For those of us who love the damn thing, watching  Aronofsky’s uptight heroine lose her marbles under the strain of  preparing to wow New York’s tux mob in Swan Lake is definitely an  experience. We just can’t agree on what kind, since the two very  different movies that fans come out raving about—the wrenching one that  exalts Portman’s Nina and the sensational black comedy that’s all wised  up about her hysteria’s provocations—are both on the screen. So is a lot  of kink, given that one bright way our gal acts out her derangement is  to either have or imagine having frantic, druggy sex with smokin’ Mila  Kunis, who plays an uninhibited fellow dancer representing everything  she’s not. If you prurient bastards think that’s the only scene that’ll  rivet you, though, you don’t know Aronofsky: He’s got kinks in places  where most people don’t even have opinions. 
—GQ’s Tom Carson on Black Swan [Illustration by Zohar Lazar]
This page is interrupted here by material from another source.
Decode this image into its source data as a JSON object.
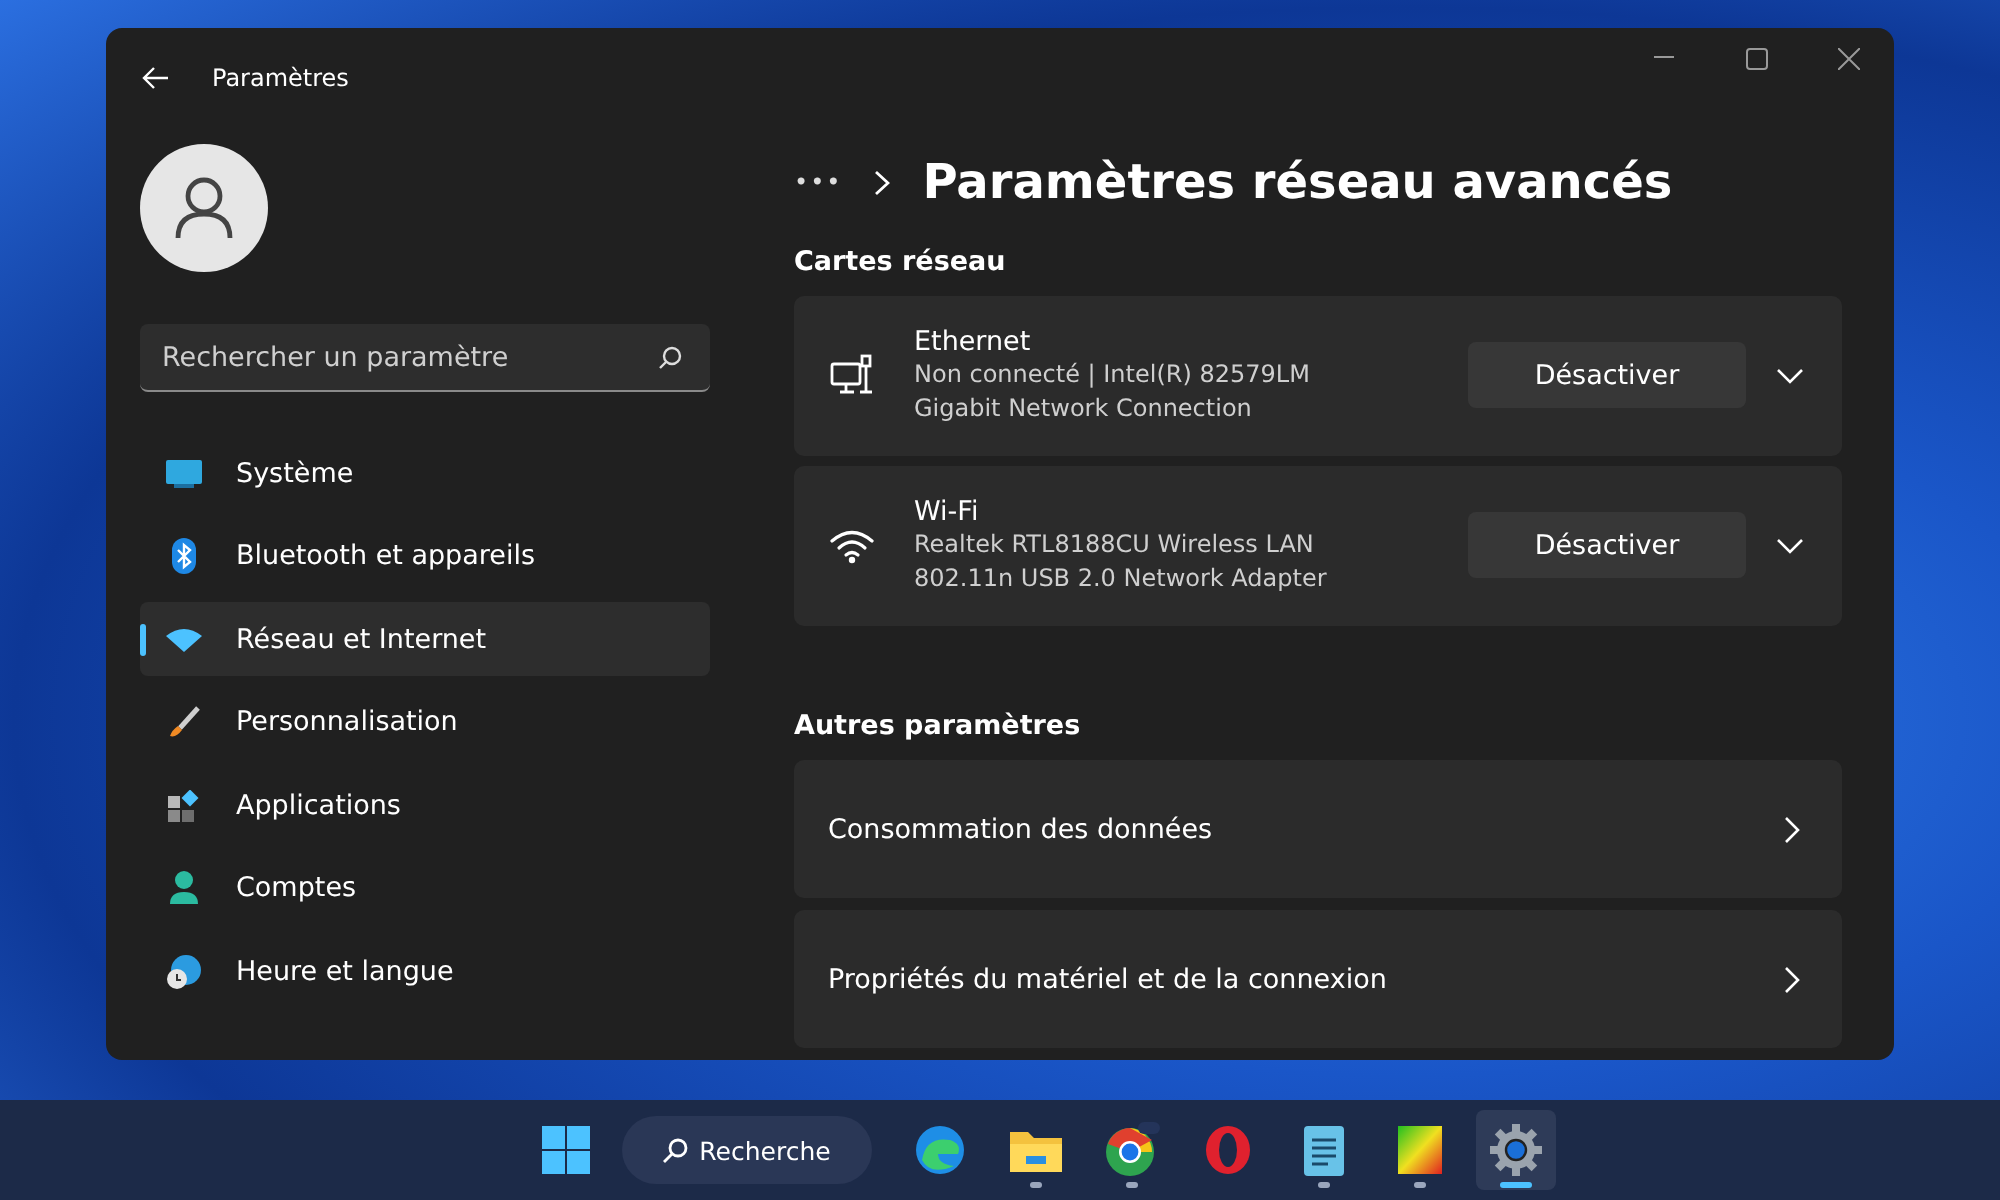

Hot Prima-On-Prima Action!

For those of us who love the damn thing, watching Aronofsky’s uptight heroine lose her marbles under the strain of preparing to wow New York’s tux mob in Swan Lake is definitely an experience. We just can’t agree on what kind, since the two very different movies that fans come out raving about—the wrenching one that exalts Portman’s Nina and the sensational black comedy that’s all wised up about her hysteria’s provocations—are both on the screen. So is a lot of kink, given that one bright way our gal acts out her derangement is to either have or imagine having frantic, druggy sex with smokin’ Mila Kunis, who plays an uninhibited fellow dancer representing everything she’s not. If you prurient bastards think that’s the only scene that’ll rivet you, though, you don’t know Aronofsky: He’s got kinks in places where most people don’t even have opinions. 

—GQ’s Tom Carson on Black Swan [Illustration by Zohar Lazar]

Tom Carson On Irritating Indie Auteur Lena Dunham